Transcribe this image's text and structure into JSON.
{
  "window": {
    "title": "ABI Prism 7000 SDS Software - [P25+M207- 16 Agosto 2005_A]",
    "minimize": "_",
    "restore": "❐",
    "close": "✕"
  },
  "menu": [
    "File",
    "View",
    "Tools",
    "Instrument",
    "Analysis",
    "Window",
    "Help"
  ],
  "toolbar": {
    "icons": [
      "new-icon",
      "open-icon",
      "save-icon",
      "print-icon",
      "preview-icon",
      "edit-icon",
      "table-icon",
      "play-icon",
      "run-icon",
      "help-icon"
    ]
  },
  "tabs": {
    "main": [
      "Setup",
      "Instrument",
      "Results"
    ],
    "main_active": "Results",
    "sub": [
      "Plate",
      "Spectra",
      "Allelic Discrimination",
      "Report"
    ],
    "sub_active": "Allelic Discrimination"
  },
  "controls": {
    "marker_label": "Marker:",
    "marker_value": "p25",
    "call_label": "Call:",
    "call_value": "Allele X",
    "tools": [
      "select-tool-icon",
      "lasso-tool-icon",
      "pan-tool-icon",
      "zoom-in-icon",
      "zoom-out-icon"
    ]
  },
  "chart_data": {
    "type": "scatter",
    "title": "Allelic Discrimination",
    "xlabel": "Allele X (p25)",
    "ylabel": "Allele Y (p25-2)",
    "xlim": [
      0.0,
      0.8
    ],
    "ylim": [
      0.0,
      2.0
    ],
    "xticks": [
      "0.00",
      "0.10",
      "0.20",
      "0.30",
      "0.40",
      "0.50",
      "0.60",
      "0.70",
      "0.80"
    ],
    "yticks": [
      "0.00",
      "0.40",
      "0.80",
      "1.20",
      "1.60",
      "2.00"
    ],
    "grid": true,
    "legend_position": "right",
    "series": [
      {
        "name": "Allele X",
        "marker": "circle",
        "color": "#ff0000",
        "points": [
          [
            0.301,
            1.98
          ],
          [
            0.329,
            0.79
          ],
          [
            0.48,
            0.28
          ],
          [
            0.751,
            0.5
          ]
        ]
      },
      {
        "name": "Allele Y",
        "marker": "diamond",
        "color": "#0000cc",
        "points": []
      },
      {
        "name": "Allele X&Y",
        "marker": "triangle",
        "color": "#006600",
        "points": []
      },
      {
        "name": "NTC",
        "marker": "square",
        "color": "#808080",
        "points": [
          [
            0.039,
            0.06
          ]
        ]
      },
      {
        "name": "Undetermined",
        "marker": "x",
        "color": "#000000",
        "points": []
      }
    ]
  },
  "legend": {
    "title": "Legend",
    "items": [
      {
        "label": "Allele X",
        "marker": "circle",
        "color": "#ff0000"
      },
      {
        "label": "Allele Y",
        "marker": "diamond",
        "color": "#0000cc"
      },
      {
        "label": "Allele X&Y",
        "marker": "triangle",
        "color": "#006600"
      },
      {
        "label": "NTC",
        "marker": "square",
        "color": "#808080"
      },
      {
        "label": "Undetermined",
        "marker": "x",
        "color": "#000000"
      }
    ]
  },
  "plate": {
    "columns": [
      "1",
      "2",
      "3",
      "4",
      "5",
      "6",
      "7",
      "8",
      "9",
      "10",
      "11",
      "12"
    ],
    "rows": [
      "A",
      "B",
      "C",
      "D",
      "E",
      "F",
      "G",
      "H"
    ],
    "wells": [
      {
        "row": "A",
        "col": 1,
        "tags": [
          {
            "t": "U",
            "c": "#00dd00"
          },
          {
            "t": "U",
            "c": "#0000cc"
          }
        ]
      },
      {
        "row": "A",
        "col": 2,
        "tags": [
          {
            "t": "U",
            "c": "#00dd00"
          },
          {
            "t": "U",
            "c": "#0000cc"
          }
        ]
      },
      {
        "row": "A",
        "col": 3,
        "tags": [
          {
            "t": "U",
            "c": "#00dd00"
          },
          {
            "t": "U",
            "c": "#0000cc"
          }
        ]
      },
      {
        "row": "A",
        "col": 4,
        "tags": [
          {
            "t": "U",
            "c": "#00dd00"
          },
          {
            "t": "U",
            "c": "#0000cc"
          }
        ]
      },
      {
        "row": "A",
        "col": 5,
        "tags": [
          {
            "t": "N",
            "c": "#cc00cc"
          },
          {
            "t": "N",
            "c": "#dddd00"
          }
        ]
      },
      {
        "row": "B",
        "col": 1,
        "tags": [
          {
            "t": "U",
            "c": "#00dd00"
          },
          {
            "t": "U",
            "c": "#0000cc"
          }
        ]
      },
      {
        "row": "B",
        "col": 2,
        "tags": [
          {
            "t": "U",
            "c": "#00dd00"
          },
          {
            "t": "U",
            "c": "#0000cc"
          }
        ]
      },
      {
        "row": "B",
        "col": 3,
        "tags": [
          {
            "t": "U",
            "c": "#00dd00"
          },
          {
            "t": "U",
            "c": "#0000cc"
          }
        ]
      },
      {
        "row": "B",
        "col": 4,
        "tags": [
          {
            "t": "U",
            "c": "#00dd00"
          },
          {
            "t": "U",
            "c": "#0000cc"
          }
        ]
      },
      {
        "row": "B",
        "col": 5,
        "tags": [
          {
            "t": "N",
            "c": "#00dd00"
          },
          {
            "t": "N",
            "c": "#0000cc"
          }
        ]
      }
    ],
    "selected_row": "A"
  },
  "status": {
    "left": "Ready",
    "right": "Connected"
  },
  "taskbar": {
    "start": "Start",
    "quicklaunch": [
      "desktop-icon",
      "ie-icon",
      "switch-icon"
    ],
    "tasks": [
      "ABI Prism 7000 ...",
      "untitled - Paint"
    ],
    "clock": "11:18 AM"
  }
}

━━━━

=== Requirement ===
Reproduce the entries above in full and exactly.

=== Reply ===
Transcribe this image's text and structure into JSON.
{
  "window": {
    "title": "ABI Prism 7000 SDS Software - [P25+M207- 16 Agosto 2005_A]",
    "minimize": "_",
    "restore": "❐",
    "close": "✕"
  },
  "menu": [
    "File",
    "View",
    "Tools",
    "Instrument",
    "Analysis",
    "Window",
    "Help"
  ],
  "toolbar": {
    "icons": [
      "new-icon",
      "open-icon",
      "save-icon",
      "print-icon",
      "preview-icon",
      "edit-icon",
      "table-icon",
      "play-icon",
      "run-icon",
      "help-icon"
    ]
  },
  "tabs": {
    "main": [
      "Setup",
      "Instrument",
      "Results"
    ],
    "main_active": "Results",
    "sub": [
      "Plate",
      "Spectra",
      "Allelic Discrimination",
      "Report"
    ],
    "sub_active": "Allelic Discrimination"
  },
  "controls": {
    "marker_label": "Marker:",
    "marker_value": "p25",
    "call_label": "Call:",
    "call_value": "Allele X",
    "tools": [
      "select-tool-icon",
      "lasso-tool-icon",
      "pan-tool-icon",
      "zoom-in-icon",
      "zoom-out-icon"
    ]
  },
  "chart_data": {
    "type": "scatter",
    "title": "Allelic Discrimination",
    "xlabel": "Allele X (p25)",
    "ylabel": "Allele Y (p25-2)",
    "xlim": [
      0.0,
      0.8
    ],
    "ylim": [
      0.0,
      2.0
    ],
    "xticks": [
      "0.00",
      "0.10",
      "0.20",
      "0.30",
      "0.40",
      "0.50",
      "0.60",
      "0.70",
      "0.80"
    ],
    "yticks": [
      "0.00",
      "0.40",
      "0.80",
      "1.20",
      "1.60",
      "2.00"
    ],
    "grid": true,
    "legend_position": "right",
    "series": [
      {
        "name": "Allele X",
        "marker": "circle",
        "color": "#ff0000",
        "points": [
          [
            0.301,
            1.98
          ],
          [
            0.329,
            0.79
          ],
          [
            0.48,
            0.28
          ],
          [
            0.751,
            0.5
          ]
        ]
      },
      {
        "name": "Allele Y",
        "marker": "diamond",
        "color": "#0000cc",
        "points": []
      },
      {
        "name": "Allele X&Y",
        "marker": "triangle",
        "color": "#006600",
        "points": []
      },
      {
        "name": "NTC",
        "marker": "square",
        "color": "#808080",
        "points": [
          [
            0.039,
            0.06
          ]
        ]
      },
      {
        "name": "Undetermined",
        "marker": "x",
        "color": "#000000",
        "points": []
      }
    ]
  },
  "legend": {
    "title": "Legend",
    "items": [
      {
        "label": "Allele X",
        "marker": "circle",
        "color": "#ff0000"
      },
      {
        "label": "Allele Y",
        "marker": "diamond",
        "color": "#0000cc"
      },
      {
        "label": "Allele X&Y",
        "marker": "triangle",
        "color": "#006600"
      },
      {
        "label": "NTC",
        "marker": "square",
        "color": "#808080"
      },
      {
        "label": "Undetermined",
        "marker": "x",
        "color": "#000000"
      }
    ]
  },
  "plate": {
    "columns": [
      "1",
      "2",
      "3",
      "4",
      "5",
      "6",
      "7",
      "8",
      "9",
      "10",
      "11",
      "12"
    ],
    "rows": [
      "A",
      "B",
      "C",
      "D",
      "E",
      "F",
      "G",
      "H"
    ],
    "wells": [
      {
        "row": "A",
        "col": 1,
        "tags": [
          {
            "t": "U",
            "c": "#00dd00"
          },
          {
            "t": "U",
            "c": "#0000cc"
          }
        ]
      },
      {
        "row": "A",
        "col": 2,
        "tags": [
          {
            "t": "U",
            "c": "#00dd00"
          },
          {
            "t": "U",
            "c": "#0000cc"
          }
        ]
      },
      {
        "row": "A",
        "col": 3,
        "tags": [
          {
            "t": "U",
            "c": "#00dd00"
          },
          {
            "t": "U",
            "c": "#0000cc"
          }
        ]
      },
      {
        "row": "A",
        "col": 4,
        "tags": [
          {
            "t": "U",
            "c": "#00dd00"
          },
          {
            "t": "U",
            "c": "#0000cc"
          }
        ]
      },
      {
        "row": "A",
        "col": 5,
        "tags": [
          {
            "t": "N",
            "c": "#cc00cc"
          },
          {
            "t": "N",
            "c": "#dddd00"
          }
        ]
      },
      {
        "row": "B",
        "col": 1,
        "tags": [
          {
            "t": "U",
            "c": "#00dd00"
          },
          {
            "t": "U",
            "c": "#0000cc"
          }
        ]
      },
      {
        "row": "B",
        "col": 2,
        "tags": [
          {
            "t": "U",
            "c": "#00dd00"
          },
          {
            "t": "U",
            "c": "#0000cc"
          }
        ]
      },
      {
        "row": "B",
        "col": 3,
        "tags": [
          {
            "t": "U",
            "c": "#00dd00"
          },
          {
            "t": "U",
            "c": "#0000cc"
          }
        ]
      },
      {
        "row": "B",
        "col": 4,
        "tags": [
          {
            "t": "U",
            "c": "#00dd00"
          },
          {
            "t": "U",
            "c": "#0000cc"
          }
        ]
      },
      {
        "row": "B",
        "col": 5,
        "tags": [
          {
            "t": "N",
            "c": "#00dd00"
          },
          {
            "t": "N",
            "c": "#0000cc"
          }
        ]
      }
    ],
    "selected_row": "A"
  },
  "status": {
    "left": "Ready",
    "right": "Connected"
  },
  "taskbar": {
    "start": "Start",
    "quicklaunch": [
      "desktop-icon",
      "ie-icon",
      "switch-icon"
    ],
    "tasks": [
      "ABI Prism 7000 ...",
      "untitled - Paint"
    ],
    "clock": "11:18 AM"
  }
}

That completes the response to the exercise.